CAPTION: RAAF military working dog, Zlo, during the trilateral security forces subject matter expertise exchange at Iruma Air Base, Japan. Story by Flight Lieutenant Claire Campbell.
RAAF personnel recently travelled to Iruma and Yokota Air Bases to participate in a subject matter expertise exchange and key leader engagement with the Japan Air Self-Defense Force (Koku-Jieitai) and United States Air Force (USAF).
Corporal Dane Snowden and MWD Zlo spent the exchange conducting joint MWD training with the trilateral teams, including Koku-Jieitai Search and Rescue, USAF Explosive Detection Searches, Tracking, and Scout and Patrol tactics.
Kennel Manager at 13 Squadron Sergeant Natasha Falconer also attended as an adviser.
“We learnt how each other train and implement these capabilities and assisted each other in further developing these areas by sharing experiences and training techniques,” Sergeant Falconer said.
“The knowledge gained from the Koku-Jieitai and USAF personnel was invaluable for us and the ability to build relationships with our partners was certainly a massive benefit and highlight from the week.”
The trilateral MWD teams forged strong relationships during the exchange that will ensure greater understanding and interoperability during exercises and operations into the future.
Senior representatives from all three nations, including RAAF Group Captain Melissa Neilson, co-signed the ‘Spirit of Cooperation’, a document that affirms support for increased trilateral cooperation and integration.
“The Koku-Jieitai and USAF have a similar focus on agile operations and fly-away security,” Group Captain Neilson said.
“This was an excellent opportunity to engage with counterparts and discuss emerging concepts and technologies.”
The exchange in Japan also involved the sharing of knowledge regarding unmanned aerial systems (UAS) and other security forces technology.
RAAF Squadron Leader Patrick Millea delivered briefings on UAS use within the RAAF Security Forces and exchanging concepts of employment of counter UAS.
“Exchanging each nation’s concepts allows for baselining common technology and security effects that can be employed during combined exercises to further enhance interoperability,” Squadron Leader Millea said.
“It provided opportunities to learn from each other’s operational and tactical experience, enhancing future interoperability.”

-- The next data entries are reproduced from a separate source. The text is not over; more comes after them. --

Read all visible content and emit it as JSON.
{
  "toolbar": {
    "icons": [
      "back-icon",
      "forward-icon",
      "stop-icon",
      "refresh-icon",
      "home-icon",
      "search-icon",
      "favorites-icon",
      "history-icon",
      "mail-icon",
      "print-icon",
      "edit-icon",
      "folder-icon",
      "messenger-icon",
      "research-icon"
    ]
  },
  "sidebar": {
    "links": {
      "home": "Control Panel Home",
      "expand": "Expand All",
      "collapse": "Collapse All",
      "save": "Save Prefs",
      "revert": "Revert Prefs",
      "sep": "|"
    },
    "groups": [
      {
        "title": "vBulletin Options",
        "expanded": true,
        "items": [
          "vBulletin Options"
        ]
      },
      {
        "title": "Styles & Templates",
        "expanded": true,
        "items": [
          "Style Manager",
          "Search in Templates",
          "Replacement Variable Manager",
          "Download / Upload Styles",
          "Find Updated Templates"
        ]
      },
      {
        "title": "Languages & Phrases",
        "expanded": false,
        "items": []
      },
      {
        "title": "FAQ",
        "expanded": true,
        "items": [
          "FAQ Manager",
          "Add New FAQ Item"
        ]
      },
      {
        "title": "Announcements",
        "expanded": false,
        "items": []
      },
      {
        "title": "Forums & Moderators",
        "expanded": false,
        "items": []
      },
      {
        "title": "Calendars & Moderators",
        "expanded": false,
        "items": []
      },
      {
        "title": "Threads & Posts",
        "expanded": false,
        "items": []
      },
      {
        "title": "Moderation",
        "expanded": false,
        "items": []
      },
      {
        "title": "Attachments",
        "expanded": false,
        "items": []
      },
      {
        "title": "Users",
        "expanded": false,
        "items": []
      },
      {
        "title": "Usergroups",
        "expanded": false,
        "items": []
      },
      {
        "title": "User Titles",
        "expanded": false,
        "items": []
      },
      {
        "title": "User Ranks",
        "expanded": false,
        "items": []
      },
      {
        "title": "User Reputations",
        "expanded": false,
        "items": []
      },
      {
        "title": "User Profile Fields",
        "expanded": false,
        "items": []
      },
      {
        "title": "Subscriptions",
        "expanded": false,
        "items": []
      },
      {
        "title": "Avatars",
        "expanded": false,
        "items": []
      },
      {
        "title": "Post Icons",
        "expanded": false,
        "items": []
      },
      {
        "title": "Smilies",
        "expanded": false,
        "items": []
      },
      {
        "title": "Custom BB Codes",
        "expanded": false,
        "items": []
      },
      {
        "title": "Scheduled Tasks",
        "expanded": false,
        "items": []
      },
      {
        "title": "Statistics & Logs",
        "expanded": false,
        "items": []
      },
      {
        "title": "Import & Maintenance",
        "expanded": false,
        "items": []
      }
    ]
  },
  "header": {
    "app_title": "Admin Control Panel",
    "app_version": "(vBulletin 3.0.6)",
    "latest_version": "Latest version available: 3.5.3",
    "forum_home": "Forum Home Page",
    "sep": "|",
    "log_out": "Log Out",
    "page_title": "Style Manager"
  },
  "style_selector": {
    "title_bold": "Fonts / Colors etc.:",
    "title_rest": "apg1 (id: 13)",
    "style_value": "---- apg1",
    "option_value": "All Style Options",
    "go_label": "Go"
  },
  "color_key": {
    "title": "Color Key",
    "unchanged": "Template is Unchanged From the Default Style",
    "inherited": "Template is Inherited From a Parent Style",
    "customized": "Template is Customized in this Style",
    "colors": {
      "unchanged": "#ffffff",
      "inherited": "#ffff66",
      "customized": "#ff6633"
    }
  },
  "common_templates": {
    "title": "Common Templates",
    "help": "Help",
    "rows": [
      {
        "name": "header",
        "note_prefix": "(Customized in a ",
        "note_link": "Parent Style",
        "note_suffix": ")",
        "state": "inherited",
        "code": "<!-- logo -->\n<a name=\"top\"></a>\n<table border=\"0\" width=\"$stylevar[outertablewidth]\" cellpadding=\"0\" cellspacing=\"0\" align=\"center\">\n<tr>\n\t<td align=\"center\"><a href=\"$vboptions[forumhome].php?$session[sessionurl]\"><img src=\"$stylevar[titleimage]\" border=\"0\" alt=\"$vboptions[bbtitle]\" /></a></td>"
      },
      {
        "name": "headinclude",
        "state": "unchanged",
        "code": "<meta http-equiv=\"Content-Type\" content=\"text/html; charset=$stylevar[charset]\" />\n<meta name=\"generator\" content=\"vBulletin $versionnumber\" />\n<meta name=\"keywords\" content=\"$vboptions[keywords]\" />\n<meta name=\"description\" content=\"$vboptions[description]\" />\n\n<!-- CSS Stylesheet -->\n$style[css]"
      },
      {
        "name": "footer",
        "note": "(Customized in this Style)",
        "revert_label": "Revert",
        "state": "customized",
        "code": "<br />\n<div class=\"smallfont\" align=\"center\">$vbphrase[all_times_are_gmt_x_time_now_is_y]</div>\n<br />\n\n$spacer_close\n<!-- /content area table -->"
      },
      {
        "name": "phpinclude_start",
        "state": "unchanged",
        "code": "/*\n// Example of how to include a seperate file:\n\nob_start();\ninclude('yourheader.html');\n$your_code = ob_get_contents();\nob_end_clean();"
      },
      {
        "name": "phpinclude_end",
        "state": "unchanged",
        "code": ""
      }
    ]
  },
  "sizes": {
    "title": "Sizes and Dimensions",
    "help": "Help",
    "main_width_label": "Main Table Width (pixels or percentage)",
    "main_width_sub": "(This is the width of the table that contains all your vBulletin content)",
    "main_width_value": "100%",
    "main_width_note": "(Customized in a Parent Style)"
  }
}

CAPTION: A group of Royal Australian Air Force, Japan Air Self-Defense Force, and United States Air Force personnel during the Trilateral Security Force Subject Matter Expert Exchange at Iruma Air Base in Japan.